Sikkim is a land-locked state of India. It is situated in the far Northeastern side of India - wedged in between Nepal and Bhutan to the West and East respectively, and China’s Tibet Autonomous Region to the North and West Bengal to the south.
Sikkim was the last Indian state to give up its monarchy and fully integrate into India in 1975. The population is the smallest of all the states in India, sitting at just over 600,000 people, with over half of the residents being of Nepali ethnic origin.
On this page, we have provided answers to frequently asked questions about hiking in Sikkim. You will also find links to detailed route guides for popular trails.
Trekking In Sikkim
Sikkim’s geographic position in the heart of the Eastern Himalayas makes it an incredible trekking destination. The third highest mountain in the world, Kachenjunga (8,586m), shares a border with Sikkim, and over 25% of the State’s area consists of national park.
But it is not only the incredible landscapes that make Sikkim an awesome destination to visit, the state also boasts amazing cultural diversity – over 11 languages – and rich biodiversity.
Treks in Sikkim FAQ
How do you get to Sikkim?
Gangtok is the largest town and official capital of Sikkim state. However, owing to the really mountainous terrain there are no airports or railway stations in Gangtok, or indeed in Sikkim itself.
For most tourists, the easiest way to get to Sikkim is to fly to Bagdogra in North Bengal and then get a taxi transfer for the next 124 km (about 4-hour drive) to Gangtok.
The following airlines service Bagdogra from most major airports in India:
- Indian Airlines
- Jet Airways
- Go Air
It is also possible to fly direct to Bagdogra from Bangkok with Druk Air (twice weekly) from Bangkok. For those who can’t stand the idea of a 4-hour taxi ride, it is possible to take a helicopter from Bagdogra to Gangtok.
If you wish to travel by rail, then the nearest stations are Siliguri and New Jalpaiguri. Both have train services connecting them to Kolkata. Again, you will need to hire a taxi to take you the rest of the distance to Gangtok.
Finally, if you are willing to brave a state-owned bus, then there are services from Siliguri to Gangtok.
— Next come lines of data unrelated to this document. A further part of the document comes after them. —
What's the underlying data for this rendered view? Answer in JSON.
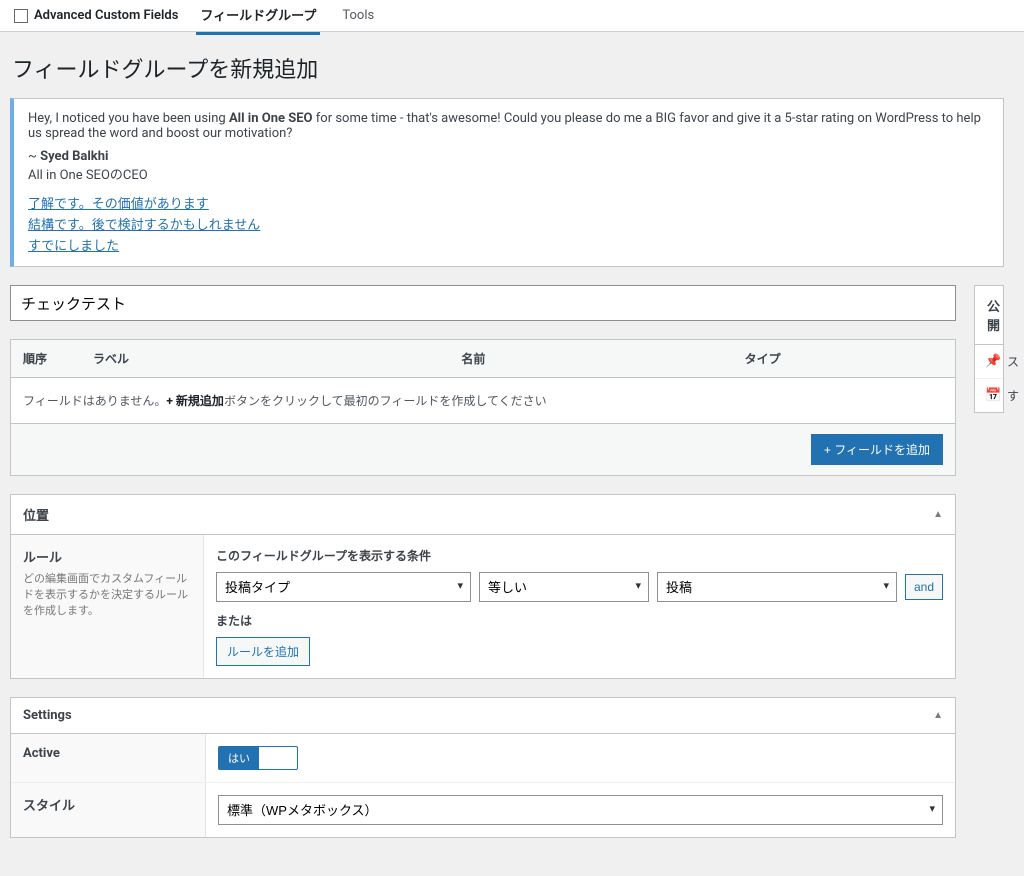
{
  "nav": {
    "brand": "Advanced Custom Fields",
    "items": [
      {
        "label": "フィールドグループ",
        "active": true
      },
      {
        "label": "Tools",
        "active": false
      }
    ]
  },
  "page_title": "フィールドグループを新規追加",
  "notice": {
    "msg_pre": "Hey, I noticed you have been using ",
    "msg_product": "All in One SEO",
    "msg_post": " for some time - that's awesome! Could you please do me a BIG favor and give it a 5-star rating on WordPress to help us spread the word and boost our motivation?",
    "author_prefix": "~ ",
    "author_name": "Syed Balkhi",
    "author_title": "All in One SEOのCEO",
    "links": {
      "yes": "了解です。その価値があります",
      "later": "結構です。後で検討するかもしれません",
      "done": "すでにしました"
    }
  },
  "title_input": "チェックテスト",
  "fields_table": {
    "cols": {
      "order": "順序",
      "label": "ラベル",
      "name": "名前",
      "type": "タイプ"
    },
    "empty_pre": "フィールドはありません。",
    "empty_strong": "+ 新規追加",
    "empty_post": "ボタンをクリックして最初のフィールドを作成してください",
    "add_btn": "+ フィールドを追加"
  },
  "location": {
    "title": "位置",
    "label": "ルール",
    "hint": "どの編集画面でカスタムフィールドを表示するかを決定するルールを作成します。",
    "desc": "このフィールドグループを表示する条件",
    "select1": "投稿タイプ",
    "select2": "等しい",
    "select3": "投稿",
    "and": "and",
    "or": "または",
    "add_rule": "ルールを追加"
  },
  "settings": {
    "title": "Settings",
    "active_label": "Active",
    "active_on": "はい",
    "style_label": "スタイル",
    "style_value": "標準（WPメタボックス）"
  },
  "sidebar": {
    "publish_title": "公開",
    "status_label": "ス",
    "visibility_label": "す"
  }
}
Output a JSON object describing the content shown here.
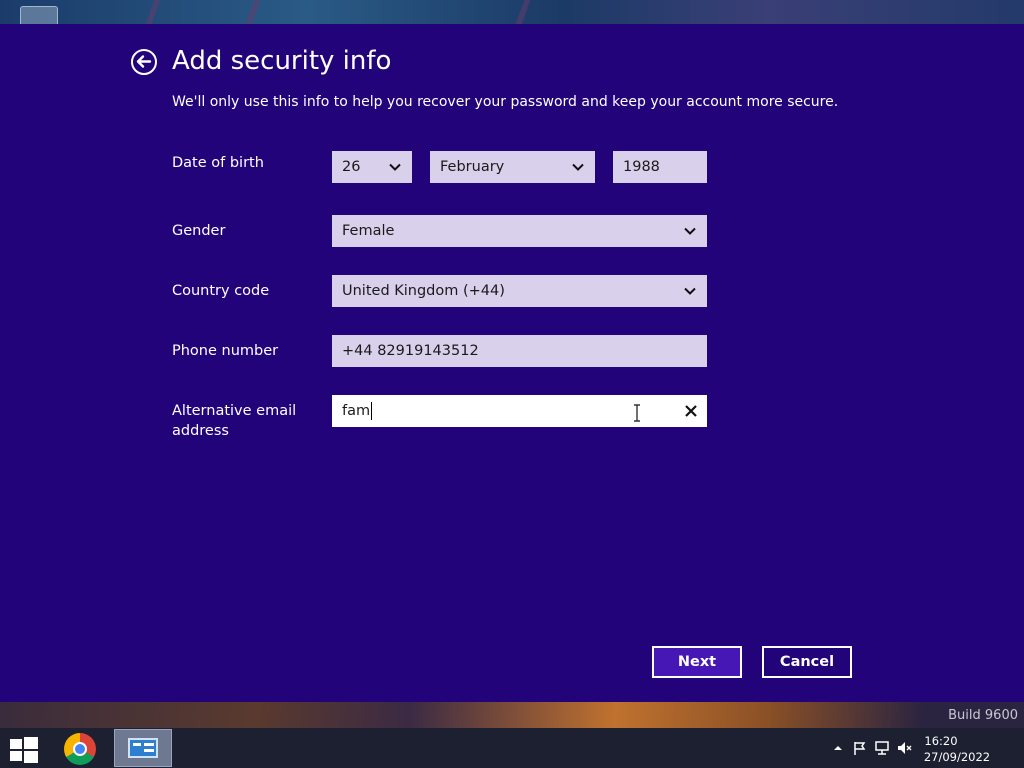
{
  "dialog": {
    "title": "Add security info",
    "subtitle": "We'll only use this info to help you recover your password and keep your account more secure."
  },
  "form": {
    "dob_label": "Date of birth",
    "dob_day": "26",
    "dob_month": "February",
    "dob_year": "1988",
    "gender_label": "Gender",
    "gender_value": "Female",
    "country_label": "Country code",
    "country_value": "United Kingdom (+44)",
    "phone_label": "Phone number",
    "phone_value": "+44 82919143512",
    "alt_email_label": "Alternative email address",
    "alt_email_value": "fam"
  },
  "buttons": {
    "next": "Next",
    "cancel": "Cancel"
  },
  "desktop": {
    "build": "Build 9600"
  },
  "taskbar": {
    "time": "16:20",
    "date": "27/09/2022"
  },
  "icons": [
    "back-arrow-icon",
    "chevron-down-icon",
    "clear-x-icon",
    "text-cursor-icon",
    "windows-start-icon",
    "chrome-icon",
    "control-panel-icon",
    "tray-up-arrow-icon",
    "flag-icon",
    "network-icon",
    "volume-muted-icon"
  ],
  "colors": {
    "dialog_background": "#22037a",
    "field_background": "#d9d1ec",
    "next_button": "#4617b4"
  }
}
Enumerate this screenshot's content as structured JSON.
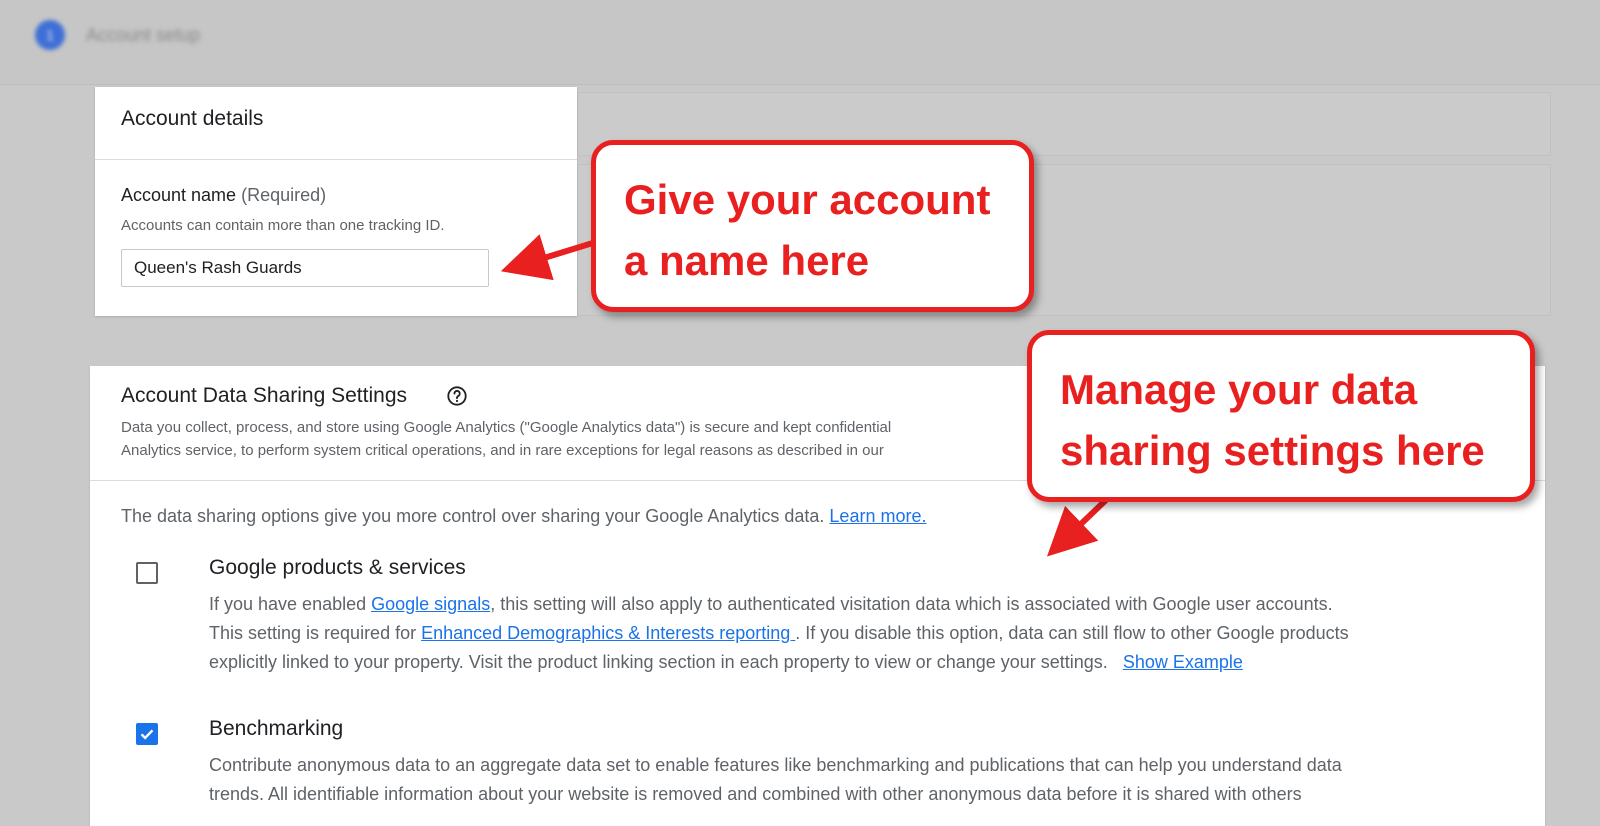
{
  "header": {
    "step_number": "1",
    "step_title": "Account setup"
  },
  "account_details": {
    "title": "Account details",
    "name_label": "Account name",
    "name_required": "(Required)",
    "name_hint": "Accounts can contain more than one tracking ID.",
    "name_value": "Queen's Rash Guards"
  },
  "data_sharing": {
    "title": "Account Data Sharing Settings",
    "help_icon": "help-circle-icon",
    "description_line1": "Data you collect, process, and store using Google Analytics (\"Google Analytics data\") is secure and kept confidential",
    "description_line2": "Analytics service, to perform system critical operations, and in rare exceptions for legal reasons as described in our",
    "intro_text": "The data sharing options give you more control over sharing your Google Analytics data.",
    "learn_more": "Learn more.",
    "options": [
      {
        "title": "Google products & services",
        "checked": false,
        "line1_pre": "If you have enabled ",
        "line1_link": "Google signals",
        "line1_post": ", this setting will also apply to authenticated visitation data which is associated with Google user accounts.",
        "line2_pre": "This setting is required for ",
        "line2_link": "Enhanced Demographics & Interests reporting ",
        "line2_post": ". If you disable this option, data can still flow to other Google products",
        "line3": "explicitly linked to your property. Visit the product linking section in each property to view or change your settings.",
        "show_example": "Show Example"
      },
      {
        "title": "Benchmarking",
        "checked": true,
        "line1": "Contribute anonymous data to an aggregate data set to enable features like benchmarking and publications that can help you understand data",
        "line2": "trends. All identifiable information about your website is removed and combined with other anonymous data before it is shared with others"
      }
    ]
  },
  "callouts": {
    "account_name": [
      "Give your account",
      "a name here"
    ],
    "data_sharing": [
      "Manage your data",
      "sharing settings here"
    ]
  },
  "colors": {
    "callout_red": "#e8201f",
    "link_blue": "#1a73e8",
    "checkbox_blue": "#1a73e8"
  }
}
Do you need a permit for hiking in Sikkim?
Permits are required to visit Sikkim. The permit is called a Restricted Area Permit or Inner Line Permit, and usually gives tourists up to 15 days to travel in the region.
There is no online application process, so you have to get your permit before travelling. If you are travelling with a tour company, they will usually secure your permit.
For those travelling solo, you can get a permit at the following points:
- At the same time when you apply for an Indian visa at your embassy
- At the Sikkim travel desk in Darjeeling (inside the Old Bellevue Hotel)
- At the Sikkim Tourism Center in Siliguri located at the S.N.T. bus stand
- At large international airports (Delhi, Mumbai, Chennai, Kolkata), but it can be difficult to find the relevant authority to issue the permit
What are the best treks in Sikkim?
Trekking and mountaineering, along with river rafting and mountain biking, are the most popular tourist activities in Sikkim. In terms of treks there is literally something for everyone in Sikkim.
There are a number of short and easy treks in the southern and Eastern region of Sikkim, and increasingly more difficulty and longer treks that head northward.
The Goecha La trek and Dzongri trek are two other popular trekking routes located in Sikkim.
The Dzongri trek is a moderate trek that takes you through dense forests, beautiful meadows, and provides stunning views of the Himalayas, including Mount Kanchenjunga which can be seen from the Dzongri viewpoint.
The Goecha La trek is the most challenging trek in Sikkim. It is best undertaken with an experienced guide.
What is the best time to Trek in Sikkim?
The best time to trek in Sikkim is in the Spring (late March-May) or in the Autumn (late September through October). From November temperatures start getting cold and the Winter months of December through February are unpleasant. The monsoon season runs from June through to early September and is best avoided.
Unlike most countries, Sikkim has five seasons: winter, summer, spring, autumn, and the monsoon. The climate in Sikkim varies from sub-tropical in the south to tundra in the north. Not surprisingly, the southern parts of Sikkim are the most densely populated as they experience the most temperate weather. As one heads north the altitude gain increases considerably and the most northern regions with the highest peaks are frozen all year round.
Can you trek alone in Sikkim?
No, trekking alone in Sikkim is not allowed. It is mandatory to have a local guide and a permit from the Sikkim Tourism Department to trek in the region. The permit is issued to ensure the safety and security of trekkers, as well as to regulate the number of people trekking in the area to minimize the impact on the environment. The local guide is also necessary as they are familiar with the terrain, the weather conditions, and the cultural sensitivities of the area, and can provide assistance in case of any emergencies. It is always recommended to trek with a reputable and experienced trekking company to ensure a safe and enjoyable trekking experience.
See more information on India. Or check out these other Indian Hiking articles: